__Work instruction__: Show each line in the listing below that contains the word "this".

__Source data__:
- - - - -

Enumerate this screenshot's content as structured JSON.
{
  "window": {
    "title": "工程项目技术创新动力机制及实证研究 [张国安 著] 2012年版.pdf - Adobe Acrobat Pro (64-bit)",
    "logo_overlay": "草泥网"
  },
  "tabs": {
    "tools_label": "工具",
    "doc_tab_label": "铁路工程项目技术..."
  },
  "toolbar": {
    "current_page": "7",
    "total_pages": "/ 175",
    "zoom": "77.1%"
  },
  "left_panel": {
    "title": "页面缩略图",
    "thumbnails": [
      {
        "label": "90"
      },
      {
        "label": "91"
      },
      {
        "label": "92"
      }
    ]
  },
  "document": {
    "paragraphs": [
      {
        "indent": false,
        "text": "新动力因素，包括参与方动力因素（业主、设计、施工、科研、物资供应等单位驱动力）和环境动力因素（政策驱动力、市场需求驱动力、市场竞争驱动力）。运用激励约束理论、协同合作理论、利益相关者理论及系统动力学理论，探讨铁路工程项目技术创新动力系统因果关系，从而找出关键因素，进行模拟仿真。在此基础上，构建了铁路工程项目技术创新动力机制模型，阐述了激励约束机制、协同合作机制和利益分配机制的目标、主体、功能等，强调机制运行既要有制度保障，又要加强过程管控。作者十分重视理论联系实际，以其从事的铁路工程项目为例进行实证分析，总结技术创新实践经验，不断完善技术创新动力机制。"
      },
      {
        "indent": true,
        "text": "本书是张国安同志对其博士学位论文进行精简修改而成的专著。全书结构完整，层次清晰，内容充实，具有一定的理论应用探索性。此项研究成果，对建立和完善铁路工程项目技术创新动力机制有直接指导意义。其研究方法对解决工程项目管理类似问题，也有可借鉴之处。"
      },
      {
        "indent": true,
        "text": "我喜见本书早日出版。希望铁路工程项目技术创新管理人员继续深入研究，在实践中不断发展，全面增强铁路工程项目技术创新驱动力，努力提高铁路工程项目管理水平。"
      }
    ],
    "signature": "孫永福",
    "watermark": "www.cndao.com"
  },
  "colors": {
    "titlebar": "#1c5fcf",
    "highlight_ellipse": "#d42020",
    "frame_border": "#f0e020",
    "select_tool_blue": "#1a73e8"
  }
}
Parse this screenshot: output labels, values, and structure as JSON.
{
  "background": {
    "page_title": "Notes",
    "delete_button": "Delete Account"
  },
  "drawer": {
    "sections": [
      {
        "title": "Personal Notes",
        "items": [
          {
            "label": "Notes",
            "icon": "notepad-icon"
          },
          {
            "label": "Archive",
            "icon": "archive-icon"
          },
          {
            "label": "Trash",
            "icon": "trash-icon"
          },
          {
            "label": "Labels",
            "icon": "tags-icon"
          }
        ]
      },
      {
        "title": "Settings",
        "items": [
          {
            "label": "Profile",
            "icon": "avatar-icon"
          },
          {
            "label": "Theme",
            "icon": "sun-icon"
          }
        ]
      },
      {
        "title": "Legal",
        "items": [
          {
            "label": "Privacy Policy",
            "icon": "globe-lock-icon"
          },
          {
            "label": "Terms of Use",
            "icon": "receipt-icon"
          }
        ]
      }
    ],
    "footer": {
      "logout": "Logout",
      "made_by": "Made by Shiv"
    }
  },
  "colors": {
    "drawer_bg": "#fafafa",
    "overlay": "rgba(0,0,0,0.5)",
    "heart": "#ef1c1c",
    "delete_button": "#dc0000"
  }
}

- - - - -

__Expected answer__:
Enumerate this screenshot's content as structured JSON.
Parse this screenshot: output labels, values, and structure as JSON.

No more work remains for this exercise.